Having just emerged from eight days of checking my compass, watching the sun's position, ticking off way points, and wondering what the hell we would do if one or more canoes sank and we had to walk out, I realised just how far we have come as humans but how much we have forgotten as individuals in a cosseted world. The survival instinct is dulled by the banality of modern life.
When I arrived in Gatwick a day and a night later, Christina and Toby both said I looked like a survivor. My beard was white (it got a big thumbs down from both) and I had lost about six pounds (I only weigh 169 to start with). Gone the spare tire (and good riddance).
In spite of my showers I smelled a bit, and the wet cotton (remember that!) in my dry bag was festering away.
But the welcome I received and the satisfaction mixed with relief of having made it in one albeit leaner piece made it all seem worthwhile.
The Mid Life Canoe Club indeed. Mission accomplished!
On This Mid Life Thing
There really is something to this mid life crisis thing. I have had plenty of time to reflect on it and I have decided I can best explain it by thinking of life as walking up a seesaw. When you are young, and up until your middle age, you can only climb. And since you only climb, you don't really think about the process. Of course sometimes you slip and fall, but because the gradient is steep you just pick yourself up and resume your daily steps onward and upward.
Suddenly though as you near the middle years which are like the fulcrum of the seesaw, one step forward makes you lose your balance and you can head abruptly downward.

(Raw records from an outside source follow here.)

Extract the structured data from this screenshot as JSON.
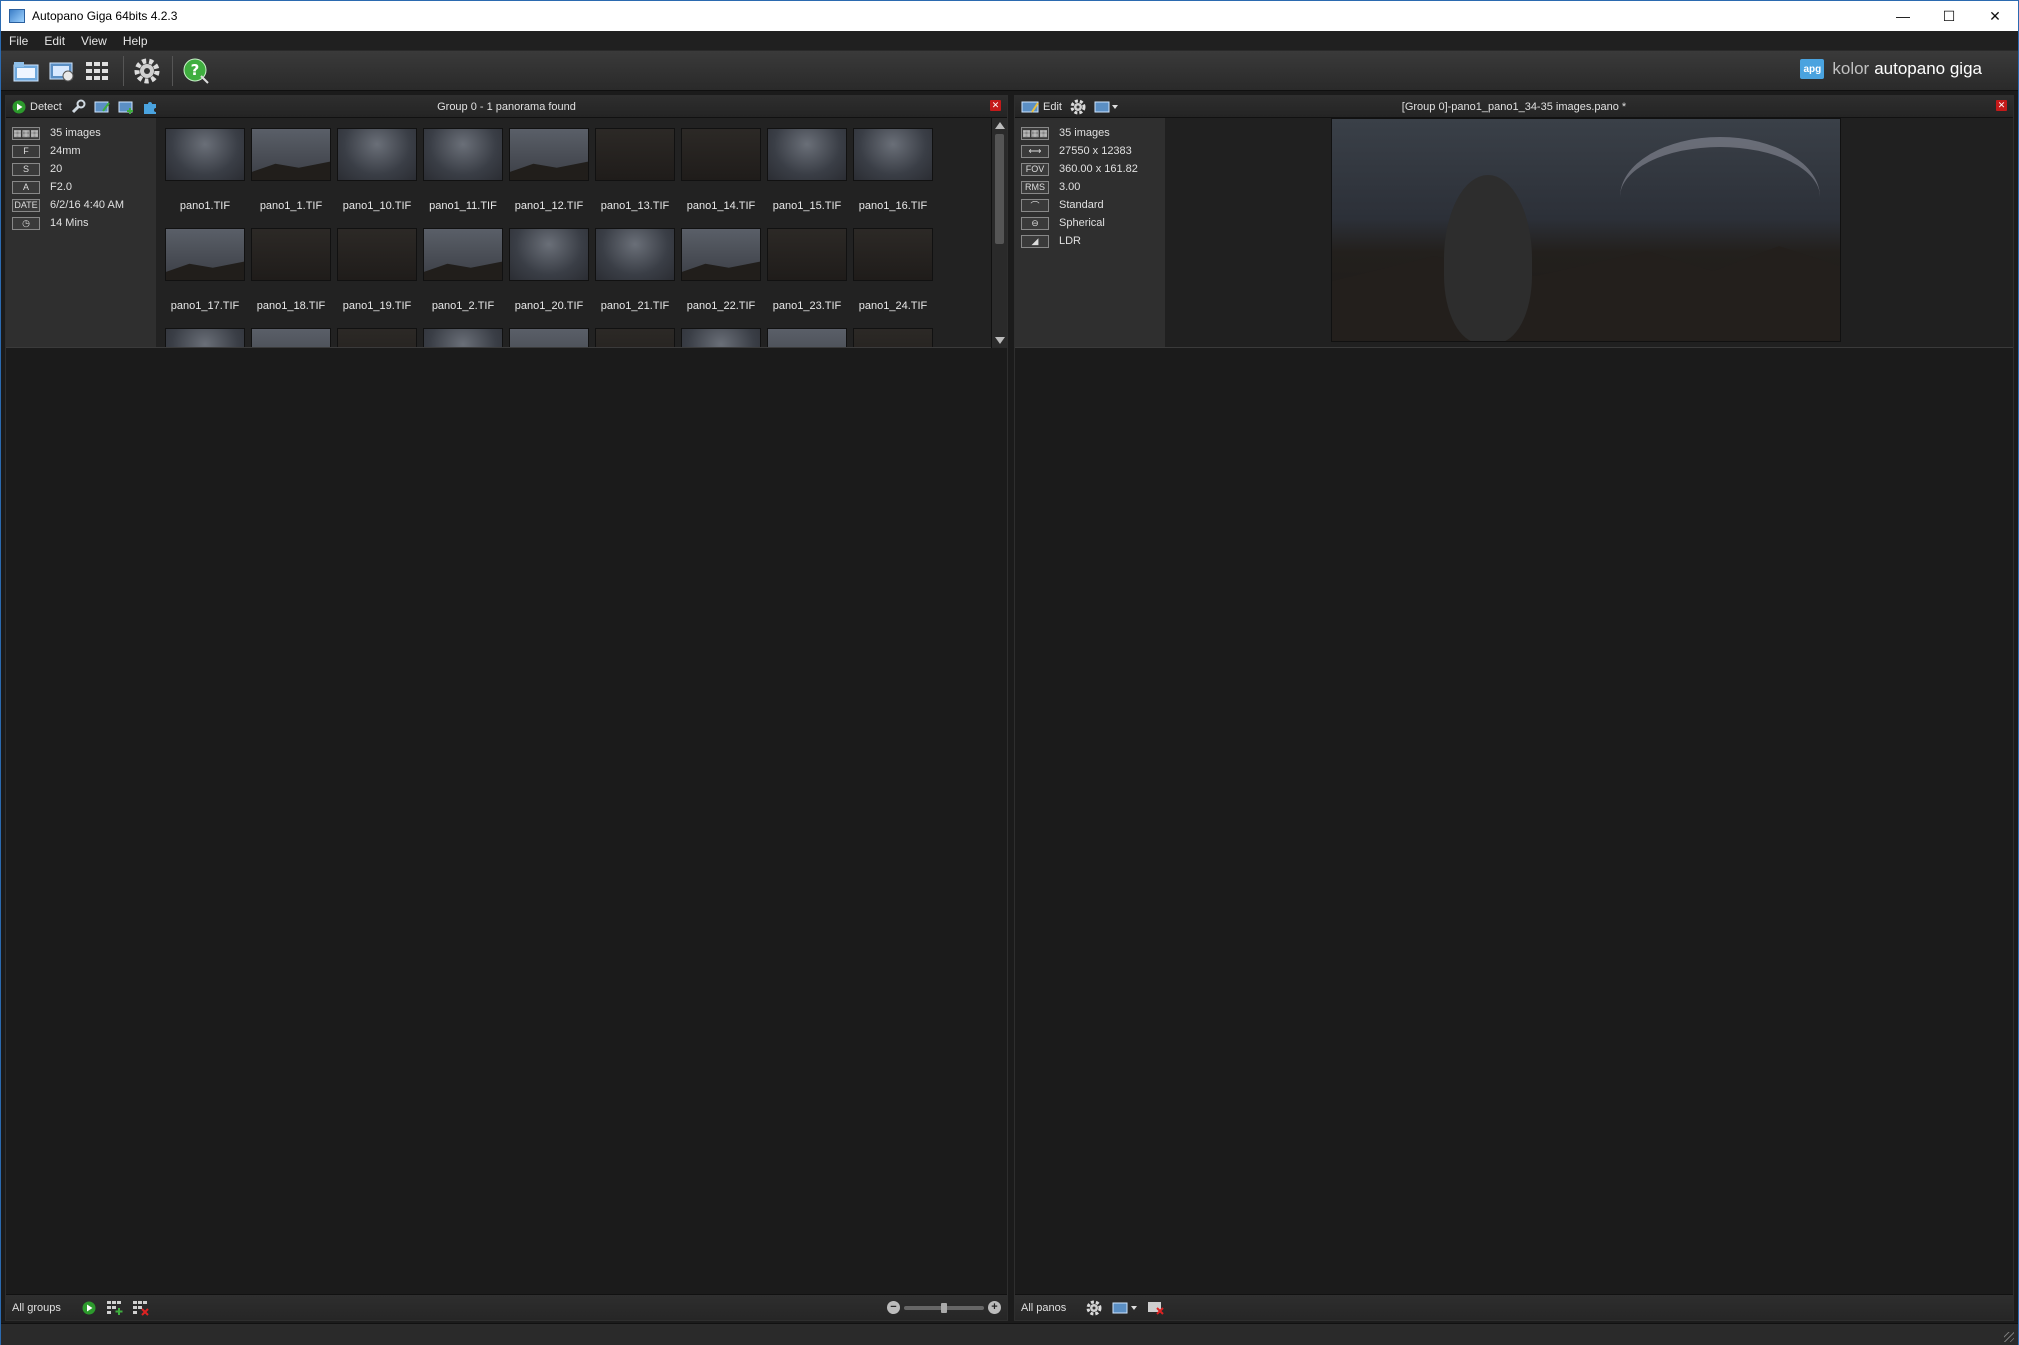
{
  "window": {
    "title": "Autopano Giga 64bits 4.2.3",
    "minimize": "—",
    "maximize": "☐",
    "close": "✕"
  },
  "menu": [
    "File",
    "Edit",
    "View",
    "Help"
  ],
  "toolbar": {
    "buttons": [
      "open-folder-icon",
      "import-images-icon",
      "detect-grid-icon",
      "settings-gear-icon",
      "help-icon"
    ]
  },
  "brand": {
    "badge": "apg",
    "kolor": "kolor",
    "product": "autopano giga"
  },
  "left_panel": {
    "detect_label": "Detect",
    "header_title": "Group 0 - 1 panorama found",
    "info": [
      {
        "badge": "▦▦▦",
        "value": "35 images"
      },
      {
        "badge": "F",
        "value": "24mm"
      },
      {
        "badge": "S",
        "value": "20"
      },
      {
        "badge": "A",
        "value": "F2.0"
      },
      {
        "badge": "DATE",
        "value": "6/2/16 4:40 AM"
      },
      {
        "badge": "◷",
        "value": "14 Mins"
      }
    ],
    "thumbnails": [
      {
        "name": "pano1.TIF",
        "tone": "sky"
      },
      {
        "name": "pano1_1.TIF",
        "tone": "mix"
      },
      {
        "name": "pano1_10.TIF",
        "tone": "sky"
      },
      {
        "name": "pano1_11.TIF",
        "tone": "sky"
      },
      {
        "name": "pano1_12.TIF",
        "tone": "mix"
      },
      {
        "name": "pano1_13.TIF",
        "tone": "dark"
      },
      {
        "name": "pano1_14.TIF",
        "tone": "dark"
      },
      {
        "name": "pano1_15.TIF",
        "tone": "sky"
      },
      {
        "name": "pano1_16.TIF",
        "tone": "sky"
      },
      {
        "name": "pano1_17.TIF",
        "tone": "mix"
      },
      {
        "name": "pano1_18.TIF",
        "tone": "dark"
      },
      {
        "name": "pano1_19.TIF",
        "tone": "dark"
      },
      {
        "name": "pano1_2.TIF",
        "tone": "mix"
      },
      {
        "name": "pano1_20.TIF",
        "tone": "sky"
      },
      {
        "name": "pano1_21.TIF",
        "tone": "sky"
      },
      {
        "name": "pano1_22.TIF",
        "tone": "mix"
      },
      {
        "name": "pano1_23.TIF",
        "tone": "dark"
      },
      {
        "name": "pano1_24.TIF",
        "tone": "dark"
      }
    ],
    "footer_label": "All groups"
  },
  "right_panel": {
    "edit_label": "Edit",
    "header_title": "[Group 0]-pano1_pano1_34-35 images.pano *",
    "info": [
      {
        "badge": "▦▦▦",
        "value": "35 images"
      },
      {
        "badge": "⟷",
        "value": "27550 x 12383"
      },
      {
        "badge": "FOV",
        "value": "360.00 x 161.82"
      },
      {
        "badge": "RMS",
        "value": "3.00"
      },
      {
        "badge": "⌒",
        "value": "Standard"
      },
      {
        "badge": "⊖",
        "value": "Spherical"
      },
      {
        "badge": "◢",
        "value": "LDR"
      }
    ],
    "footer_label": "All panos"
  }
}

Relatively speaking, this very unstable period lasts a very short time, but it is unnerving, even terrifying. You more or less have to jettison everything you have learned and adapt to a new reality. Hopefully you inch your way forward and become comfortable with the inevitability of this new situation, the slow descent to the latter years of your life. Or else you fall, and hard.
Watching Dexter in action had given me a new perspective on this process.
I read a good quote which said that at twenty you don't care what the world thinks of you, at thirty you worry a lot about what the world thinks of you, and at forty you discover that it wasn't thinking of you at all.
It is this combination of instability and the realisation that you are alone in this crapshoot of life that may bring on a crisis from what is, when seen from afar, only the natural order of things. What goes up will always come down. Believe that, and accept it.
The Mid Life Canoe Club was, for me in any case, a watershed event. No one died. No one got hurt except for minor cuts, mosquito bites, and sore muscles. We saw a polar bear, shivered a little, had to improvise a bit and make a few decisions to avert what might have been ticklish situations.
We got along, had a bellyful of laughs, sang and reminisced, and did the obligatory bonehead move or two. We all came from different situations and backgrounds, and had differing skills and abilities, each with something unique to offer.
And though we didn't do anything earth shattering, didn't push ourselves to the limits of human endurance or break a world record, we did achieve something important both as individuals and as a team--something that will endure. For a few days in a northern wilderness, we made some memories and learned some lessons about life, about ourselves, and the world in which we live that will last us the remainder of our time on this remarkable planet.